We can understand the physics behind Ohm's law well if we examine it from atomic level of a metal. A metal conductor contains plenty of free electrons. These free electrons randomly move in the conductor. When, we apply a voltage, across the conductor, the free electrons keep being accelerated towards higher potential end due to electrostatic force of the applied voltage. This means they acquire some kinetic energy as they move towards the + Ve end of the conductor. However, before they get very far they collide with an atom or ion, lose some of their kinetic energy and may bounce back. Again due to presence of static electric field the free electrons again being accelerated. This keeps happening. That means, even after application of external electric field, there will be still random motion in the free electrons of the conductor. Each free electron drifts towards +Ve end with its inherent random motion. As a result, the free electrons tend to "drift" towards the + Ve end, bouncing around from atom to atom on the way. This is how the materials resist a current. If we apply more voltage across the conductor, the more free electrons will move with more acceleration which causes more drift velocity of the electrons. The drift velocity of the electrons is proportional to the applied static electric field. That more electrons pass through a cross section per unit time, which means more charge transfer per unit time. The rate of charge transfer per unit time is current. Hence the current (I) we get is also proportional to the applied voltage (V). ohms law

Applications of Ohm's Law

The applications of ohm's law are that it helps us in determining either voltage, current or impedance or resistance of a linear electric circuit when the other two quantities are known to us. Apart from that, it makes power calculation a lot simpler, like when we know the value of the resistance for a particular circuit element, we need not know both the current and the voltage to calculate the power dissipation since, P = VI. To replace either the voltage or current in the above expression to produce the result  We can see from the results, that the rate of energy loss varies with the square of the voltage or current. When we double the voltage applied to a circuit, obeying Ohm's law, the rate at which energy is supplied (or power) gets four times bigger. Similarly, the power dissipation at a circuit element is increased by 4 times when we make double the current through it. power in circuit

Limitation of Ohm's Law

The limitations of Ohm's law are explained as follows:
  1. This law cannot be applied to unilateral networks. A unilateral network has unilateral elements like diode, transistors, etc., which do not have same voltage current relation for both directions of current.
  2. Ohm's law is also not applicable for non – linear elements.
Non-linear elements are those which do not have current exactly proportional to the applied voltage, that means the resistance value of those elements changes for different values of voltage and current. Examples of non – linear elements are thyristor, electric arc, etc.

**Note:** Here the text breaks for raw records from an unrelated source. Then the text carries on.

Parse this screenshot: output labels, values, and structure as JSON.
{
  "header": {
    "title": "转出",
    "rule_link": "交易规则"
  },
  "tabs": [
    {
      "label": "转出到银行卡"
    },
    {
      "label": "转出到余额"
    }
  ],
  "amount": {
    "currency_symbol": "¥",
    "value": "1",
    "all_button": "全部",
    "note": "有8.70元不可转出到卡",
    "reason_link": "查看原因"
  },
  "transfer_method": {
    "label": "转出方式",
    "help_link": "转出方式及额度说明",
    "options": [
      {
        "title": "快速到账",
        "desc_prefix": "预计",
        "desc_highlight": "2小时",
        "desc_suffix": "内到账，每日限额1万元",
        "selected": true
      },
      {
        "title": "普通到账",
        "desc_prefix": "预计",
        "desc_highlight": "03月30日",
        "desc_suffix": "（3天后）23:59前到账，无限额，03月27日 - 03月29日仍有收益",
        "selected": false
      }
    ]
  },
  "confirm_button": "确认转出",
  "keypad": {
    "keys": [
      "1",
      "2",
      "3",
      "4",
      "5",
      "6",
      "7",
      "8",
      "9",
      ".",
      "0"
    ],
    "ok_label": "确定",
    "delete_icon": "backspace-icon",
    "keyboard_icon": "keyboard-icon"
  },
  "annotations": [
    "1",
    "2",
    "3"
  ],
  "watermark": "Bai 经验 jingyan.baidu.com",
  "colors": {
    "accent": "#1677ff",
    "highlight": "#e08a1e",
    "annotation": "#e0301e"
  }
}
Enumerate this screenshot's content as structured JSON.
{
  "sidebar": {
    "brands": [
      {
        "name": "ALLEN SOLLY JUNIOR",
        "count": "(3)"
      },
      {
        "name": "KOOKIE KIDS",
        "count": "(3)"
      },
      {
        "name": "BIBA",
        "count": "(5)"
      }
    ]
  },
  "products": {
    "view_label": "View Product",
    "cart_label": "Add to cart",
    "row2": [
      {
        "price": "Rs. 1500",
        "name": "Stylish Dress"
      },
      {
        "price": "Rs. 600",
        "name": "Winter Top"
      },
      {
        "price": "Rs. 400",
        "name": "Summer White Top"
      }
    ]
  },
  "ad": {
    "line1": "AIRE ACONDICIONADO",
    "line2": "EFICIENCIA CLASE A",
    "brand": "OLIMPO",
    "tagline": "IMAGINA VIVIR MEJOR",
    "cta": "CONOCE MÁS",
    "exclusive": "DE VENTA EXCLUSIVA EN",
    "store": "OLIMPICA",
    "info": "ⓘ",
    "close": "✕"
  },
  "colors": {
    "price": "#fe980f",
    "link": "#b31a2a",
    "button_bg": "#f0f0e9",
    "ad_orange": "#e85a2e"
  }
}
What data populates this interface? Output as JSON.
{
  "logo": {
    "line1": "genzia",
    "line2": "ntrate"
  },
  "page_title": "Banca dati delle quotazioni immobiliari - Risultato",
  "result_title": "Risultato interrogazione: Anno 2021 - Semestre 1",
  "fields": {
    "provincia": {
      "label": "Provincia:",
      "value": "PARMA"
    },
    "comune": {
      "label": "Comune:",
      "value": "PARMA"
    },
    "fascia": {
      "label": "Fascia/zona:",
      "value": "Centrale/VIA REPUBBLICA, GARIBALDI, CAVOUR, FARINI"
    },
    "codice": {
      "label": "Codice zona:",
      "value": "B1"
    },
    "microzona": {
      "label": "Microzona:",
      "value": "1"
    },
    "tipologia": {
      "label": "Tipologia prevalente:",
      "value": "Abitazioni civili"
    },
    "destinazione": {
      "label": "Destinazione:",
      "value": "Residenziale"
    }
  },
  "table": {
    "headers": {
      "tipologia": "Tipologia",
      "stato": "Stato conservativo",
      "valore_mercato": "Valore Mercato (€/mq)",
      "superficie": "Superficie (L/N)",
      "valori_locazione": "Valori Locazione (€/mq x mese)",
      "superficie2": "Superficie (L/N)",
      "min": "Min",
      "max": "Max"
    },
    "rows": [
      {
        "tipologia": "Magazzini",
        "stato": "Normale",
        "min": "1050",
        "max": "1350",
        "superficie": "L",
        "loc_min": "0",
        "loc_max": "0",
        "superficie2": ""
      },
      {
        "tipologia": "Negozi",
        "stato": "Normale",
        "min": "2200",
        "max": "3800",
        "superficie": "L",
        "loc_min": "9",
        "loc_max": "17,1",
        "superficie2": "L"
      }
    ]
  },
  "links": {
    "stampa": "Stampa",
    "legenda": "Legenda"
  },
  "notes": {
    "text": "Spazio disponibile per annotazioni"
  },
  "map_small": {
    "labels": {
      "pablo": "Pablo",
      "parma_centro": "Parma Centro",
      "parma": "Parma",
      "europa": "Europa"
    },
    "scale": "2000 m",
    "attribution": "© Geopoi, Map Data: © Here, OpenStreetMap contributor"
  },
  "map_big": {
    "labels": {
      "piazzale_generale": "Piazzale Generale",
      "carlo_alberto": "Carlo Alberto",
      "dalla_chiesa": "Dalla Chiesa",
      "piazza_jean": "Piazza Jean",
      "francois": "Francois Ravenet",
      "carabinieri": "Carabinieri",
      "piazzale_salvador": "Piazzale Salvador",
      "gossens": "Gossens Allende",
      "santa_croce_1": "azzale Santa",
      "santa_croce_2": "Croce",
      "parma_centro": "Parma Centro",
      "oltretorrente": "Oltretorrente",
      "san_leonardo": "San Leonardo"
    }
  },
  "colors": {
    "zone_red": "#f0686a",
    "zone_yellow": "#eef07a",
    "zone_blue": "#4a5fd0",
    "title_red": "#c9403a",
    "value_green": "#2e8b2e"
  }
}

Related Articles Ohm's LawJoule's LawMechanical Equivalent of HeatFaraday's LawsLenz's LawFaraday's Laws of ElectrolysisBiot Savart LawAmpere's Circuital LawGauss TheoremFlemings RulesSeebeck EffectWiedemann Franz LawMore Related Articles New Articles Natural Gas Power GeneratorsHow to Choose the Best Theater Lighting Equipment?How to Make an Electric Water Pump?Voltage RegulatorsTuned Collector Oscillator Articles Categories MCQ Contact Us Basic Electrical Circuit Theories Electrical Laws Materials Batteries Illumination Generation Transmission Distribution Switchgear Protection Measurement Control System Utilities Safety Transformer Motor Generator Electrical Drives Electronics Devices Power Electronics Digital Electronics Videos